They were then stationed at Fort Necessity, widening roads and keeping an eye on the French. They had been told that there was a large French force preparing for attack that would greatly outnumber British forces. The position of the fort itself was not a great location, as the French could sit on both sides in forests and direct fire at troops manning the swivel guns. Washington ended up sallying forth out of Necessity, but his own Virginia troops fled when the French advanced to meet him, and he had a total lack of cooperation with the Crown forces that were supposed to support him. The French humiliated the British forces, causing them to surrender with military honors and retreat.
They participated in Braddock’s disastrous expedition to try to take Fort Duquesne (now Pittsburgh) and were ambushed on the Monogahela river, where Braddock was killed. After that, they were stationed at Fort Cumberland and engaged in small skirmishes in the frontier of Virginia. Their last true action was the expedition to Fort Duquesne under John Forbes, a small portion of which we’ll be refighting at AdeptiCon. They were disbanded in 1762.

Painting the Virginia Regiment

I decided to try new paints, going from GW/PP/Vallejo to mostly Coat D’Arms / Vallejo and some Stone Mountain paints. I wanted to change it up and use some other paints and explore new colors. I also wanted to get deeper into varying shades of the military colors I’d need for my planned French and Indian War, Rev War, and Samurai models.

Planning out the colors I’d use for the Virginia Regiment.

Here you can see a little chart I made up showing the colors corresponding to an Osprey panel. I actually think I’ll be doing this for every force I paint up in the future so I can remember.

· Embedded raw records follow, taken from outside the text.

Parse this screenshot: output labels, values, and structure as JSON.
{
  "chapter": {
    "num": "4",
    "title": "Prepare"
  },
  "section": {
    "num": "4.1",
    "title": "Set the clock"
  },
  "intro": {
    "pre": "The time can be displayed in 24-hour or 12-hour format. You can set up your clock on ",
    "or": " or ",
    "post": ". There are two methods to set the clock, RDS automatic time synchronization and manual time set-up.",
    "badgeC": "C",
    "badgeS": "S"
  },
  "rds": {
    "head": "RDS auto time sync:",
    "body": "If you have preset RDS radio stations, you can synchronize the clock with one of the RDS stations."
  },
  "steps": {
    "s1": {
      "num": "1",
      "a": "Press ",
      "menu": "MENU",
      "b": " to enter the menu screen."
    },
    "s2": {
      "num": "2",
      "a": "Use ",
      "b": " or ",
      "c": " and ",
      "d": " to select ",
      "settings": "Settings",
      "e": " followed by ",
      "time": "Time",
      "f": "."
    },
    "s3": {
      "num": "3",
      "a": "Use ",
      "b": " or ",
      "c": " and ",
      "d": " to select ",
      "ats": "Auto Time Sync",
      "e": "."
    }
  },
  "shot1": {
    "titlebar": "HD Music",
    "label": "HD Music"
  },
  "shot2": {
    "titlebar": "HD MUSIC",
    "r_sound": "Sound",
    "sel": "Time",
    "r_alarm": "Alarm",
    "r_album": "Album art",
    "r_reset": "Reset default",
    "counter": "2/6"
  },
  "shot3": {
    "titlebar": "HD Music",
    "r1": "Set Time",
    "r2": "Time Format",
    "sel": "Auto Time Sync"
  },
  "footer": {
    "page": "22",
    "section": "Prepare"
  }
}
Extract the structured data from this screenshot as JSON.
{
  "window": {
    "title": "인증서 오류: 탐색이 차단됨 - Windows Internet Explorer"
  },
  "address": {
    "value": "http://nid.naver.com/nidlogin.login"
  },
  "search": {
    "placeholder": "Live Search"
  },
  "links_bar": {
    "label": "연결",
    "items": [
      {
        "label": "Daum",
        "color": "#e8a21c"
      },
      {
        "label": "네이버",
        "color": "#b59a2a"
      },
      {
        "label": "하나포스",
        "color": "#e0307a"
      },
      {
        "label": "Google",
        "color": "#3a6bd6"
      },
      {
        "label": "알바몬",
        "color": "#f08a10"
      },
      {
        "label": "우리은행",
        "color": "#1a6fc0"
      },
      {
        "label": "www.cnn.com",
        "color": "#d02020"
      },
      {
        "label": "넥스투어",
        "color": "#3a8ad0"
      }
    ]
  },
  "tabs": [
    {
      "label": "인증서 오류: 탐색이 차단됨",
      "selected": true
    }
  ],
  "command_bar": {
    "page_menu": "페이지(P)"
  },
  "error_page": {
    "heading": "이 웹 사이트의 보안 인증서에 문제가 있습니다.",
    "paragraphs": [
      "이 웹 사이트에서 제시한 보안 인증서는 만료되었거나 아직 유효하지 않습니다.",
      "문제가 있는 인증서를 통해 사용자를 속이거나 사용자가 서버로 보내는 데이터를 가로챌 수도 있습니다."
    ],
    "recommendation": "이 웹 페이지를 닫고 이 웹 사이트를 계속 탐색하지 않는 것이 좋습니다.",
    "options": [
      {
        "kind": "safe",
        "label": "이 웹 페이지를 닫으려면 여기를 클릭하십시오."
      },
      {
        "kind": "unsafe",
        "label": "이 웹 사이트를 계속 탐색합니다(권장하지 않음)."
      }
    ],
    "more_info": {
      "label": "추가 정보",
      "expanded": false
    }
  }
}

I started by painting the base on the coats Dark Blue, then highlighted a bit with Light Blue. Then I painted the waistcoats and facings British Scarlet and highlighted with Ruby Red. This a pretty large undertaking as most of the model was blue and red.

I painted their faces and hands using Stone Mountain Miniatures Caucasian flesh.

Then I painted the black parts with Black Grey by Vallejo. I really love this color and use it all the time for anything black. It is a little lighter than black so it takes washes and is easier to highlight, in my opinion. I painted their hats, boots, shoes, legging ties, etc with Black Grey. Their cartridge boxes were also Black Grey but they don’t show on the picture. I highlighted the cartridge box with a lighter gray.

Then I went through and painted leggings Leather Brown. The top of the officers boots were also painted this color. I believe they also had white leggings, but I think they may only have been used on parade.

The straps for all the bags and pouches were painted Buff, and the hat tips and collars were painted White. Finally, I painted canteens, officer trim, and buttons using Army Painter Shining Silver.

The last step was to use Army Painter soft tone liberally to wash the spots of the model that needed shadow. I don’t tend to paint detail on faces, so a wash settles in the eyes and mouth perfectly.

Mostly finished, before basing.

I went through and finished everything, varnished, based, etc. All in all the project took me about two months from January to now, to paint 24 infantry, two officers, a drummer, and a standard bearer. All models are from Galloping Major.

In Sharp Practice, that’ll make two different leaders and support selections in the drummer and standard bearer. It’ll also be three different groups of eight men, which will make a great base for my British French and Indian force.

French and Indian War Virginia Regiment. Credit: Michael O “Mugginns”

Thanks for reading – stay tuned for more Force Focus articles in Goonhammer Historicals!